GIVEN DATA -
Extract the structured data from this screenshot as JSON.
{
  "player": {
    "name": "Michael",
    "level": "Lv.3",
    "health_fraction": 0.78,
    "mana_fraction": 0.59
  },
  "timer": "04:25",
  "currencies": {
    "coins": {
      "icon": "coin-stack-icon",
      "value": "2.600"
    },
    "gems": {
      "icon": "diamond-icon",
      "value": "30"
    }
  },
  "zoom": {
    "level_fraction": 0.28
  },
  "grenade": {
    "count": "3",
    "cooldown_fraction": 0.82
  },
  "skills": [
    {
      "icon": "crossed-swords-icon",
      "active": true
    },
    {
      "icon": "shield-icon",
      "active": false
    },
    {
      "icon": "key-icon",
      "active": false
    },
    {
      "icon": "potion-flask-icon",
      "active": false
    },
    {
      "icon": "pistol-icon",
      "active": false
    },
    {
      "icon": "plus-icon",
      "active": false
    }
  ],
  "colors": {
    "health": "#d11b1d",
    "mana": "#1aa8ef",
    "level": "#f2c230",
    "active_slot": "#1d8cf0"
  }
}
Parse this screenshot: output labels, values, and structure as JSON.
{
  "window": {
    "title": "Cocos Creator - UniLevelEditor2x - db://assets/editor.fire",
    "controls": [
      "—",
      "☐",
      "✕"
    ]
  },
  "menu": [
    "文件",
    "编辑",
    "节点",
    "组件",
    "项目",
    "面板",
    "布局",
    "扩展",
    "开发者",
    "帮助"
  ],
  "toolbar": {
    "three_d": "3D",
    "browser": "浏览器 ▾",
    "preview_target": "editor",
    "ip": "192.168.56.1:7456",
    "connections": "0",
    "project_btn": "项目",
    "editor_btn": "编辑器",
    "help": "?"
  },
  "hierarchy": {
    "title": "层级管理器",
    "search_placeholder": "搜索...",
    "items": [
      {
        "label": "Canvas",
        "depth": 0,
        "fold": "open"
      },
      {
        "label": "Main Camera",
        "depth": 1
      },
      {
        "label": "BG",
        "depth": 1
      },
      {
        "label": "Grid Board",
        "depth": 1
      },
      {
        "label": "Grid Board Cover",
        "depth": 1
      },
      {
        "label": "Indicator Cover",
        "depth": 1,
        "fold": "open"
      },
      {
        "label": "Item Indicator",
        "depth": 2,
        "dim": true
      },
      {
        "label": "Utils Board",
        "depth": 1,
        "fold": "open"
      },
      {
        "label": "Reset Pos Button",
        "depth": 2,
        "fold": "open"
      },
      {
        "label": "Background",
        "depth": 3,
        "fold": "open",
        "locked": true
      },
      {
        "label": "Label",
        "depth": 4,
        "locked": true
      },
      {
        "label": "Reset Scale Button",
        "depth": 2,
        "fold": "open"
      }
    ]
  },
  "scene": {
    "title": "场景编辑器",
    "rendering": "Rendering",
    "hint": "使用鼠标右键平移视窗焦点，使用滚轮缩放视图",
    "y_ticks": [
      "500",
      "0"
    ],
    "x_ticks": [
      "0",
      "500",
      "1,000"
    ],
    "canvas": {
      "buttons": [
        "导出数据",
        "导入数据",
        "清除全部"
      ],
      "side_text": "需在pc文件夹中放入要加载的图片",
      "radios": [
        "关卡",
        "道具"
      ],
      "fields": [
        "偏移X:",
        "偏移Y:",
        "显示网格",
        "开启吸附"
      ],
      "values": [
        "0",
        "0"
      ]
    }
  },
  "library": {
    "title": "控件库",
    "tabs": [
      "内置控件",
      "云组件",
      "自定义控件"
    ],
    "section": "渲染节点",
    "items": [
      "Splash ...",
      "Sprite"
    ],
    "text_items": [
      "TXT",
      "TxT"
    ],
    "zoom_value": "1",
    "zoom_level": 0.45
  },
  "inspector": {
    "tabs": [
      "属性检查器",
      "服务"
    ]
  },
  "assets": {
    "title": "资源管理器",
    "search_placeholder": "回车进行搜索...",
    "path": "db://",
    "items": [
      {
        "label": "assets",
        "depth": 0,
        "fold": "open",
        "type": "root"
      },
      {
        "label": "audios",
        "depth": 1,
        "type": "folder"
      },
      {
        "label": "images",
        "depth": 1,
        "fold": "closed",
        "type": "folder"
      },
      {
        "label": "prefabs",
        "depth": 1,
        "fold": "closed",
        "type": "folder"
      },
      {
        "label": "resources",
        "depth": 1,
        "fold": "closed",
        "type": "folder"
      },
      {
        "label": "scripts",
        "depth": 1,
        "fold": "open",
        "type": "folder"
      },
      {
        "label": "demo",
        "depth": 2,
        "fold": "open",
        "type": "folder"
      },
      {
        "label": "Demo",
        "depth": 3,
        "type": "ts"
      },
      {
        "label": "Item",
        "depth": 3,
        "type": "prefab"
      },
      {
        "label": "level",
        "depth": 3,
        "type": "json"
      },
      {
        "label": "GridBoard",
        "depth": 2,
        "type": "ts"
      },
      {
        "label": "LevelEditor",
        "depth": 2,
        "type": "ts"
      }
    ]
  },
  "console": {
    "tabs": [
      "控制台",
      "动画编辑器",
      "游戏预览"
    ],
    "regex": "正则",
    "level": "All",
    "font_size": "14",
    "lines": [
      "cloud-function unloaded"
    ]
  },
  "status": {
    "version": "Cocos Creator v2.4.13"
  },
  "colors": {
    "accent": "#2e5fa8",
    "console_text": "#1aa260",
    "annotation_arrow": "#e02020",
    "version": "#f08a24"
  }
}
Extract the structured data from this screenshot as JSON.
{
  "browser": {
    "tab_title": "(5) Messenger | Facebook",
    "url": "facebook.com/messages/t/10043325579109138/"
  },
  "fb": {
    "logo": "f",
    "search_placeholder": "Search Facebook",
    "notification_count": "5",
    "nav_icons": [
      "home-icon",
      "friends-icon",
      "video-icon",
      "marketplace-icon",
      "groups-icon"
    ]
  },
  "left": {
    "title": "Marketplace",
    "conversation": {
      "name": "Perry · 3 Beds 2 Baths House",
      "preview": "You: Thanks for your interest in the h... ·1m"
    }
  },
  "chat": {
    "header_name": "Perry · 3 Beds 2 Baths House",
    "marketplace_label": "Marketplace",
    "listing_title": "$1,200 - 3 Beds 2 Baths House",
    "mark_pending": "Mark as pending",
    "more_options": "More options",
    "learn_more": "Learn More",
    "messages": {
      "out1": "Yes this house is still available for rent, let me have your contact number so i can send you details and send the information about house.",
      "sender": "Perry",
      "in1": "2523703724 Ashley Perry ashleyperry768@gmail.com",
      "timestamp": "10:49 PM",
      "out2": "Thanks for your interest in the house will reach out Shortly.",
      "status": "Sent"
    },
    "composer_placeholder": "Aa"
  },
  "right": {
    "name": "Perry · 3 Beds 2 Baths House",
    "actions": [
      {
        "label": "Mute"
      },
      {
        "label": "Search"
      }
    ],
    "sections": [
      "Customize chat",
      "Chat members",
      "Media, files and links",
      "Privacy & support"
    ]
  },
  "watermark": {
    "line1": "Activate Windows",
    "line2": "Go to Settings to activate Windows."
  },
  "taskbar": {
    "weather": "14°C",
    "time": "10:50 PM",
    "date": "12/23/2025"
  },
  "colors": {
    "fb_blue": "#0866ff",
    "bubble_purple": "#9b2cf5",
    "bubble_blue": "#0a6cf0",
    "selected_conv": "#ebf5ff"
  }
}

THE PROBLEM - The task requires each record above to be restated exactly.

TASK RESULT -
Extract the structured data from this screenshot as JSON.
{
  "player": {
    "name": "Michael",
    "level": "Lv.3",
    "health_fraction": 0.78,
    "mana_fraction": 0.59
  },
  "timer": "04:25",
  "currencies": {
    "coins": {
      "icon": "coin-stack-icon",
      "value": "2.600"
    },
    "gems": {
      "icon": "diamond-icon",
      "value": "30"
    }
  },
  "zoom": {
    "level_fraction": 0.28
  },
  "grenade": {
    "count": "3",
    "cooldown_fraction": 0.82
  },
  "skills": [
    {
      "icon": "crossed-swords-icon",
      "active": true
    },
    {
      "icon": "shield-icon",
      "active": false
    },
    {
      "icon": "key-icon",
      "active": false
    },
    {
      "icon": "potion-flask-icon",
      "active": false
    },
    {
      "icon": "pistol-icon",
      "active": false
    },
    {
      "icon": "plus-icon",
      "active": false
    }
  ],
  "colors": {
    "health": "#d11b1d",
    "mana": "#1aa8ef",
    "level": "#f2c230",
    "active_slot": "#1d8cf0"
  }
}
Parse this screenshot: output labels, values, and structure as JSON.
{
  "window": {
    "title": "Cocos Creator - UniLevelEditor2x - db://assets/editor.fire",
    "controls": [
      "—",
      "☐",
      "✕"
    ]
  },
  "menu": [
    "文件",
    "编辑",
    "节点",
    "组件",
    "项目",
    "面板",
    "布局",
    "扩展",
    "开发者",
    "帮助"
  ],
  "toolbar": {
    "three_d": "3D",
    "browser": "浏览器 ▾",
    "preview_target": "editor",
    "ip": "192.168.56.1:7456",
    "connections": "0",
    "project_btn": "项目",
    "editor_btn": "编辑器",
    "help": "?"
  },
  "hierarchy": {
    "title": "层级管理器",
    "search_placeholder": "搜索...",
    "items": [
      {
        "label": "Canvas",
        "depth": 0,
        "fold": "open"
      },
      {
        "label": "Main Camera",
        "depth": 1
      },
      {
        "label": "BG",
        "depth": 1
      },
      {
        "label": "Grid Board",
        "depth": 1
      },
      {
        "label": "Grid Board Cover",
        "depth": 1
      },
      {
        "label": "Indicator Cover",
        "depth": 1,
        "fold": "open"
      },
      {
        "label": "Item Indicator",
        "depth": 2,
        "dim": true
      },
      {
        "label": "Utils Board",
        "depth": 1,
        "fold": "open"
      },
      {
        "label": "Reset Pos Button",
        "depth": 2,
        "fold": "open"
      },
      {
        "label": "Background",
        "depth": 3,
        "fold": "open",
        "locked": true
      },
      {
        "label": "Label",
        "depth": 4,
        "locked": true
      },
      {
        "label": "Reset Scale Button",
        "depth": 2,
        "fold": "open"
      }
    ]
  },
  "scene": {
    "title": "场景编辑器",
    "rendering": "Rendering",
    "hint": "使用鼠标右键平移视窗焦点，使用滚轮缩放视图",
    "y_ticks": [
      "500",
      "0"
    ],
    "x_ticks": [
      "0",
      "500",
      "1,000"
    ],
    "canvas": {
      "buttons": [
        "导出数据",
        "导入数据",
        "清除全部"
      ],
      "side_text": "需在pc文件夹中放入要加载的图片",
      "radios": [
        "关卡",
        "道具"
      ],
      "fields": [
        "偏移X:",
        "偏移Y:",
        "显示网格",
        "开启吸附"
      ],
      "values": [
        "0",
        "0"
      ]
    }
  },
  "library": {
    "title": "控件库",
    "tabs": [
      "内置控件",
      "云组件",
      "自定义控件"
    ],
    "section": "渲染节点",
    "items": [
      "Splash ...",
      "Sprite"
    ],
    "text_items": [
      "TXT",
      "TxT"
    ],
    "zoom_value": "1",
    "zoom_level": 0.45
  },
  "inspector": {
    "tabs": [
      "属性检查器",
      "服务"
    ]
  },
  "assets": {
    "title": "资源管理器",
    "search_placeholder": "回车进行搜索...",
    "path": "db://",
    "items": [
      {
        "label": "assets",
        "depth": 0,
        "fold": "open",
        "type": "root"
      },
      {
        "label": "audios",
        "depth": 1,
        "type": "folder"
      },
      {
        "label": "images",
        "depth": 1,
        "fold": "closed",
        "type": "folder"
      },
      {
        "label": "prefabs",
        "depth": 1,
        "fold": "closed",
        "type": "folder"
      },
      {
        "label": "resources",
        "depth": 1,
        "fold": "closed",
        "type": "folder"
      },
      {
        "label": "scripts",
        "depth": 1,
        "fold": "open",
        "type": "folder"
      },
      {
        "label": "demo",
        "depth": 2,
        "fold": "open",
        "type": "folder"
      },
      {
        "label": "Demo",
        "depth": 3,
        "type": "ts"
      },
      {
        "label": "Item",
        "depth": 3,
        "type": "prefab"
      },
      {
        "label": "level",
        "depth": 3,
        "type": "json"
      },
      {
        "label": "GridBoard",
        "depth": 2,
        "type": "ts"
      },
      {
        "label": "LevelEditor",
        "depth": 2,
        "type": "ts"
      }
    ]
  },
  "console": {
    "tabs": [
      "控制台",
      "动画编辑器",
      "游戏预览"
    ],
    "regex": "正则",
    "level": "All",
    "font_size": "14",
    "lines": [
      "cloud-function unloaded"
    ]
  },
  "status": {
    "version": "Cocos Creator v2.4.13"
  },
  "colors": {
    "accent": "#2e5fa8",
    "console_text": "#1aa260",
    "annotation_arrow": "#e02020",
    "version": "#f08a24"
  }
}
Extract the structured data from this screenshot as JSON.
{
  "browser": {
    "tab_title": "(5) Messenger | Facebook",
    "url": "facebook.com/messages/t/10043325579109138/"
  },
  "fb": {
    "logo": "f",
    "search_placeholder": "Search Facebook",
    "notification_count": "5",
    "nav_icons": [
      "home-icon",
      "friends-icon",
      "video-icon",
      "marketplace-icon",
      "groups-icon"
    ]
  },
  "left": {
    "title": "Marketplace",
    "conversation": {
      "name": "Perry · 3 Beds 2 Baths House",
      "preview": "You: Thanks for your interest in the h... ·1m"
    }
  },
  "chat": {
    "header_name": "Perry · 3 Beds 2 Baths House",
    "marketplace_label": "Marketplace",
    "listing_title": "$1,200 - 3 Beds 2 Baths House",
    "mark_pending": "Mark as pending",
    "more_options": "More options",
    "learn_more": "Learn More",
    "messages": {
      "out1": "Yes this house is still available for rent, let me have your contact number so i can send you details and send the information about house.",
      "sender": "Perry",
      "in1": "2523703724 Ashley Perry ashleyperry768@gmail.com",
      "timestamp": "10:49 PM",
      "out2": "Thanks for your interest in the house will reach out Shortly.",
      "status": "Sent"
    },
    "composer_placeholder": "Aa"
  },
  "right": {
    "name": "Perry · 3 Beds 2 Baths House",
    "actions": [
      {
        "label": "Mute"
      },
      {
        "label": "Search"
      }
    ],
    "sections": [
      "Customize chat",
      "Chat members",
      "Media, files and links",
      "Privacy & support"
    ]
  },
  "watermark": {
    "line1": "Activate Windows",
    "line2": "Go to Settings to activate Windows."
  },
  "taskbar": {
    "weather": "14°C",
    "time": "10:50 PM",
    "date": "12/23/2025"
  },
  "colors": {
    "fb_blue": "#0866ff",
    "bubble_purple": "#9b2cf5",
    "bubble_blue": "#0a6cf0",
    "selected_conv": "#ebf5ff"
  }
}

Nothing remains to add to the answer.